> Exercise requirements
Tally the lines in the data that follows that include the word "Utilities", and report nothing but the total.

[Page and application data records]
—————
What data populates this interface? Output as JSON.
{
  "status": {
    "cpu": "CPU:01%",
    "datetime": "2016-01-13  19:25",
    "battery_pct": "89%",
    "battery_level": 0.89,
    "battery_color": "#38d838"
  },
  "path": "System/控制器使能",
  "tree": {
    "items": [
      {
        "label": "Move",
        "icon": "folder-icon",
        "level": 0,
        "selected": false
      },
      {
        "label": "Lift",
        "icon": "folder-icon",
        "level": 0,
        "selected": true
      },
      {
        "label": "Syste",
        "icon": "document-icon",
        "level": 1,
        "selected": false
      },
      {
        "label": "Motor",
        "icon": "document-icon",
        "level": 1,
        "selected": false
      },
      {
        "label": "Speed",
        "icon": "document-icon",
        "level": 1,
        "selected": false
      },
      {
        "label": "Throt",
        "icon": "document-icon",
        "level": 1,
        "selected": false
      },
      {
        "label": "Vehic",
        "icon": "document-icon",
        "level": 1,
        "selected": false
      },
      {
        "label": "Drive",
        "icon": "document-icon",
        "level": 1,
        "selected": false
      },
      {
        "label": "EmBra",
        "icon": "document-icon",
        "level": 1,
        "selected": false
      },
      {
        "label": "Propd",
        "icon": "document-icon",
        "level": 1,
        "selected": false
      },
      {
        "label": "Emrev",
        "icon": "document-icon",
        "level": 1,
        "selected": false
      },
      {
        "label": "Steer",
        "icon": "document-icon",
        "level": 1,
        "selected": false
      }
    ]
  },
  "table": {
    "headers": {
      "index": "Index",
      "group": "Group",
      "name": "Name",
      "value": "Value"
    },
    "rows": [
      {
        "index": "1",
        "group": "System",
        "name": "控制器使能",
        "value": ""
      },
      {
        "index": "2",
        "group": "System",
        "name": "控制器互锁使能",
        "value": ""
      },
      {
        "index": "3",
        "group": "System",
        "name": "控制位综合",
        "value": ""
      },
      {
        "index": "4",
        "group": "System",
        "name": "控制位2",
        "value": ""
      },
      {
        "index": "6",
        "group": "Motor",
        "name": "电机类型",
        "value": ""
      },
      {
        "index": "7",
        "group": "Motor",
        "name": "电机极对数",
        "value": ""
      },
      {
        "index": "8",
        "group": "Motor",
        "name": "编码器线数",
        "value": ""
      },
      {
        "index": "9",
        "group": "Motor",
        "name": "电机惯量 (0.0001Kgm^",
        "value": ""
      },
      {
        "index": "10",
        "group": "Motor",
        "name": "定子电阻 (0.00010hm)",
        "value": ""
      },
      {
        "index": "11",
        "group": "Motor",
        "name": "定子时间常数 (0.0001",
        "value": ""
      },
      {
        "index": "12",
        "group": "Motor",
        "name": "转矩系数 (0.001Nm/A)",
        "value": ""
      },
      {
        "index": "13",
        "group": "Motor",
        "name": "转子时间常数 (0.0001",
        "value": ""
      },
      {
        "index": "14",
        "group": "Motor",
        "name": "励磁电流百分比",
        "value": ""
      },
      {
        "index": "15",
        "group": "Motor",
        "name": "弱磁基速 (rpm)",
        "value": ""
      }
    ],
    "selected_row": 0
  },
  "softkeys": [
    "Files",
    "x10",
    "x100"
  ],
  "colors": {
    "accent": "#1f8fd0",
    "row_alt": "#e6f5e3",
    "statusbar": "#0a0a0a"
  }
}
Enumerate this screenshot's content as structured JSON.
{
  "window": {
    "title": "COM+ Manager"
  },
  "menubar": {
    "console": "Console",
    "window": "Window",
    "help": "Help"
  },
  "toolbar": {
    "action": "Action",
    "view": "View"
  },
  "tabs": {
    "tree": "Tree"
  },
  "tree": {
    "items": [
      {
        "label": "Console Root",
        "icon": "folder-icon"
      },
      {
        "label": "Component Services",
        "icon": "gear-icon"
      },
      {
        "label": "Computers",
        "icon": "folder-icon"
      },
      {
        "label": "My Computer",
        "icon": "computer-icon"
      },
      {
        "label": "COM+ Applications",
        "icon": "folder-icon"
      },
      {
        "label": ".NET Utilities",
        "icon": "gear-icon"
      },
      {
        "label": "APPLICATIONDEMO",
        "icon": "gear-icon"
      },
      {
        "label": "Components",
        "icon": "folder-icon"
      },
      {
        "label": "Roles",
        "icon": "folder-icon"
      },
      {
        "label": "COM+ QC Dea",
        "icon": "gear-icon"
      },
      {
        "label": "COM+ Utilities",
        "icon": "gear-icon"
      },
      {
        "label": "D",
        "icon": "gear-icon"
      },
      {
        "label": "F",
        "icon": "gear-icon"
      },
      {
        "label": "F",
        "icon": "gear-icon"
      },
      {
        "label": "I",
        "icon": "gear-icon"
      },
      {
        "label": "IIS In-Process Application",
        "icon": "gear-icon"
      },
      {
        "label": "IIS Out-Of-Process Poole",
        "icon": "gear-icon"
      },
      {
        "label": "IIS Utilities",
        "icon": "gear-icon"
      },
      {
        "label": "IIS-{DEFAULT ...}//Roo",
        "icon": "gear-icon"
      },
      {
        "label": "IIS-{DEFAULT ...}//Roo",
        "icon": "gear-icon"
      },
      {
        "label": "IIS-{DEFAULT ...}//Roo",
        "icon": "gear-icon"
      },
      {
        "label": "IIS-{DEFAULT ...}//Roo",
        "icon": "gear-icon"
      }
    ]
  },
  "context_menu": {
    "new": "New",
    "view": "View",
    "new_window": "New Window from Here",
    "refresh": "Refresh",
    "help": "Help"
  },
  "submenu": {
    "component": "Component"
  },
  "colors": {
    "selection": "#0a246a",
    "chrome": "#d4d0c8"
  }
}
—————
> Response to this exercise
3